His latest, “Power,” a Netflix documentary lacking the focused vision of Ford’s previous films, is a work equally concerned with the origins of splintered systems. A film troubled by the history of policing in America, “Power” circles around topics, often repeating bullet points without ever discovering a unique approach to the material.
The tactile material itself, a collage of archival footage of violent police work, is probably the strongest element of “Power.” Ford uses the images to retrace the roots of racism, classicism, and colonialism in the modern-day police force. We see images of cops attacking strikebreakers in 1933, and scenes from films like “Beast of the City” and “The Police Film.” These allusions suggest that Ford wants to critique the disconnect the supportive messaging the media has of policing with the grim reality; there’s even a scene where you hear chilling audio of a woman screaming as she’s being tased, overlaid with an idyllic black and white movie of a suburban cop with his cozy family. But outside of that moment, Ford doesn’t push the issue.
The rudimentary editing doesn’t help either. The film is divided into several chapters, labeled by topic. Ford either doesn’t trust his audience to follow along or is allowing viewers moments to literally press pause. Whatever the case, there are several cuts that lose their effectiveness. Ford also treads very little new ground not already covered by “The 13th” or “Riotsville, USA,” two films that were structurally more interesting. Instead, it’s merely a stream of talking heads, who are often replicating one another. Even Ford makes this mistake, ending on a final note that much like “Power,” doesn’t bear repeating.
Set in 2022, during the Philippines’ national election, “And So It Begins,” Ramona S. Diaz’s documentary is a shaggy, shapeless film. It mostly follows incumbent Vice President Leni Robredo, who is running against Senator Bongbong Marcos Jr. to succeed Rodrigo Duterte for president. The two candidates come from different backgrounds: Robredo is a widow from a working-class background. A progressive candidate, Robredo, whose emblem is the color pink, is also a feminist firebrand and friend of the queer community. Marcos is the scion of the country’s formerly exiled dictator Bongbong Marcos Sr., a man who once said, “We shall make this nation great again.” His alt-right policies make him a perfect foil to Robredo, especially when Duterte’s daughter, Sara Duterte, decides to run for vice president.
These races cause “And So It Begins” to become a film about the existential state and future of a country. Will it be a free and open democracy or one governed by authoritarianism and nepotism? Disinformation, revisionist history, and bribery become the tools of the trade by Marcos; Robred’s grassroots campaign tries to find ways to respond.

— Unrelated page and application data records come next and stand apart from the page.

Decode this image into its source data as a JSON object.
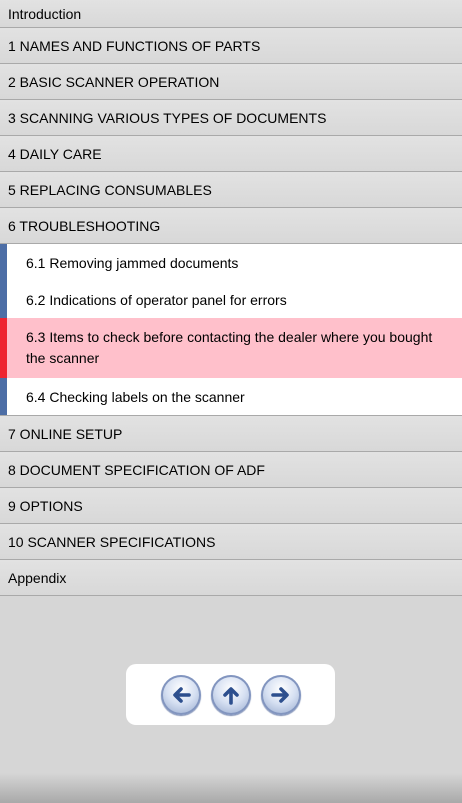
{
  "toc": {
    "intro": "Introduction",
    "ch1": "1 NAMES AND FUNCTIONS OF PARTS",
    "ch2": "2 BASIC SCANNER OPERATION",
    "ch3": "3 SCANNING VARIOUS TYPES OF DOCUMENTS",
    "ch4": "4 DAILY CARE",
    "ch5": "5 REPLACING CONSUMABLES",
    "ch6": "6 TROUBLESHOOTING",
    "sub61": "6.1 Removing jammed documents",
    "sub62": "6.2 Indications of operator panel for errors",
    "sub63": "6.3 Items to check before contacting the dealer where you bought the scanner",
    "sub64": "6.4 Checking labels on the scanner",
    "ch7": "7 ONLINE SETUP",
    "ch8": "8 DOCUMENT SPECIFICATION OF ADF",
    "ch9": "9 OPTIONS",
    "ch10": "10 SCANNER SPECIFICATIONS",
    "appendix": "Appendix"
  },
  "nav": {
    "icons": [
      "back-arrow-icon",
      "up-arrow-icon",
      "forward-arrow-icon"
    ]
  },
  "colors": {
    "active_bg": "#ffc0cb",
    "active_marker": "#ee2431",
    "sub_marker": "#4d6ea6",
    "nav_arrow": "#2d4f8e"
  }
}
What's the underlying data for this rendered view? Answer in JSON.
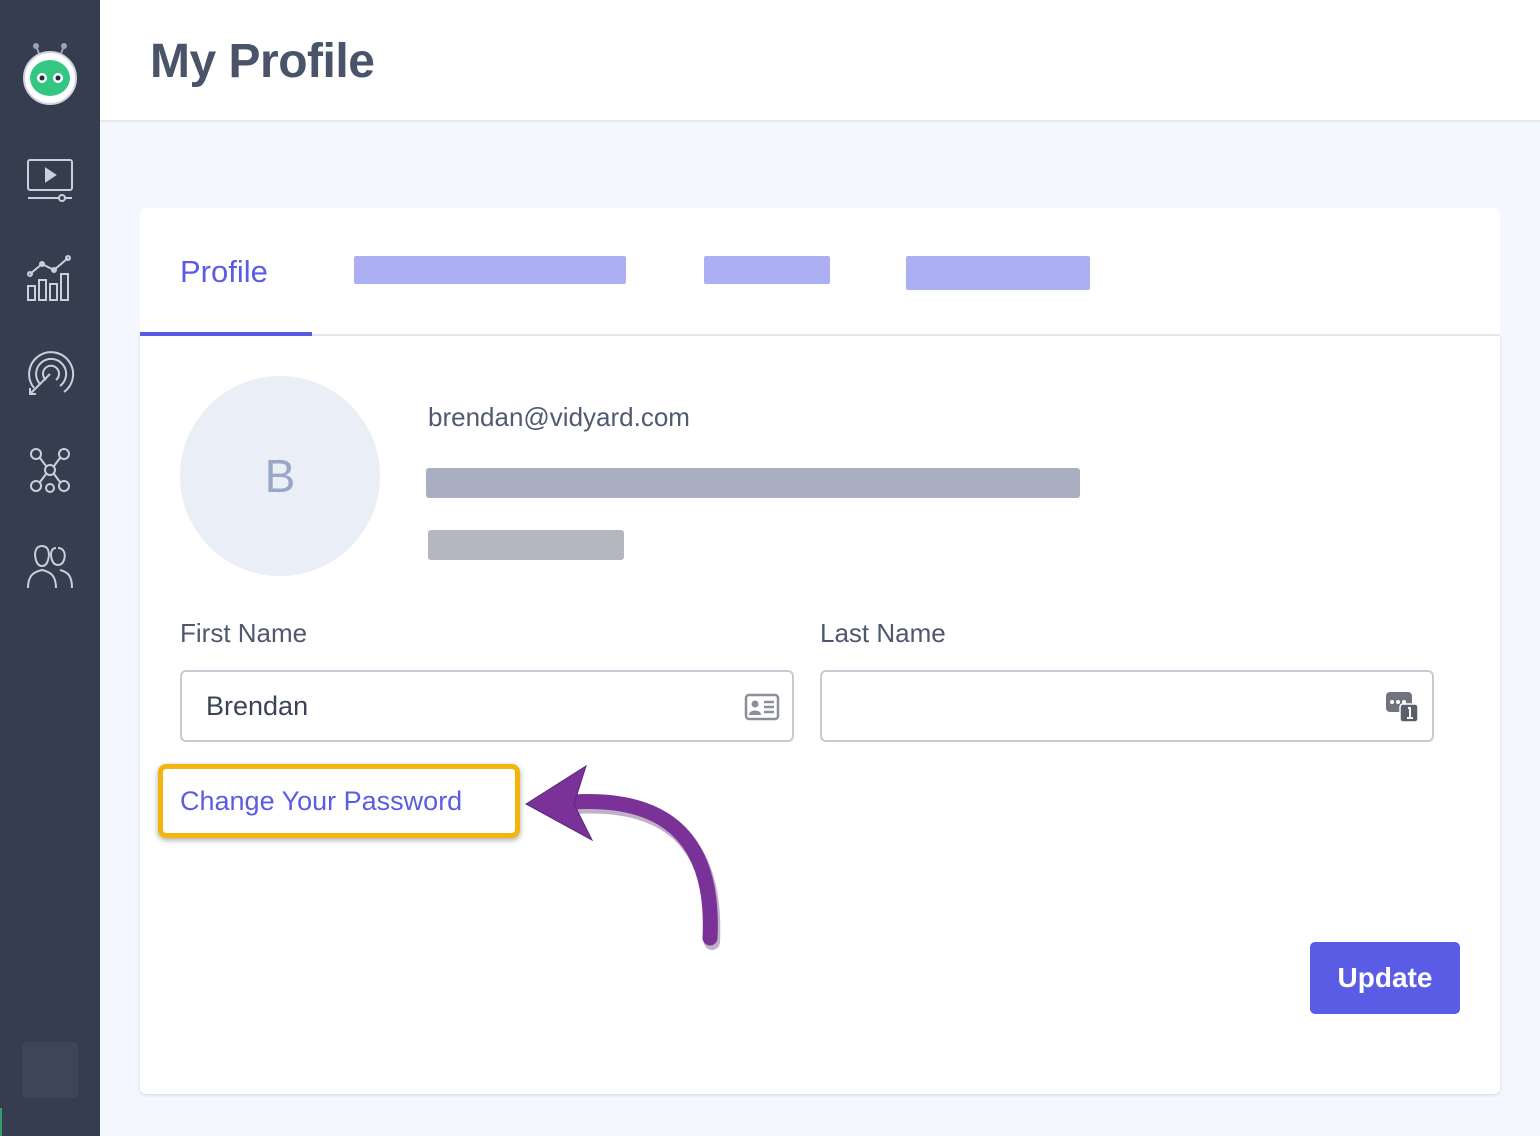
{
  "header": {
    "title": "My Profile"
  },
  "sidebar": {
    "logo": "robot-logo-icon",
    "items": [
      {
        "name": "video-library-icon"
      },
      {
        "name": "analytics-icon"
      },
      {
        "name": "target-icon"
      },
      {
        "name": "integrations-icon"
      },
      {
        "name": "team-icon"
      }
    ]
  },
  "tabs": [
    {
      "label": "Profile",
      "active": true
    }
  ],
  "profile": {
    "avatar_initial": "B",
    "email": "brendan@vidyard.com"
  },
  "form": {
    "first_name_label": "First Name",
    "first_name_value": "Brendan",
    "last_name_label": "Last Name",
    "last_name_value": "",
    "change_password_label": "Change Your Password",
    "update_label": "Update"
  },
  "colors": {
    "accent": "#5b5ce6",
    "sidebar": "#353d4f",
    "highlight": "#f3b40d",
    "annotation_arrow": "#7a3299",
    "redacted_tab": "#adaff4",
    "redacted_text": "#a9aec0"
  }
}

Diaz sports a curious lens, one that chases images of political speeches, larger-than-life rallies and man on the street footage meant to give the full scope of the fake news running rampant through the country. The result subtracts shape from her film. The same can be said with the inclusion of Maria Ressa. A journalist and winner of the Nobel Peace Prize, Ressa was the subject of Diaz’s previous film “A Thousand Cuts,” and returns here. Though she provides insight into the country’s propaganda machine, Diaz’s integration of her with Robredo isn’t smooth. The narrative’s veering between the two subjects, causes “And So It Begins” to lack the punch of “Knock Down the House,” instead, lumbering through a nearly two hour run time without direction. There’s a necessary story in “And So It Begins” about the values, desires, and policies of a country caught in a state of transition, but Diaz’s film is too circular, long and hazy to be a political powerhouse.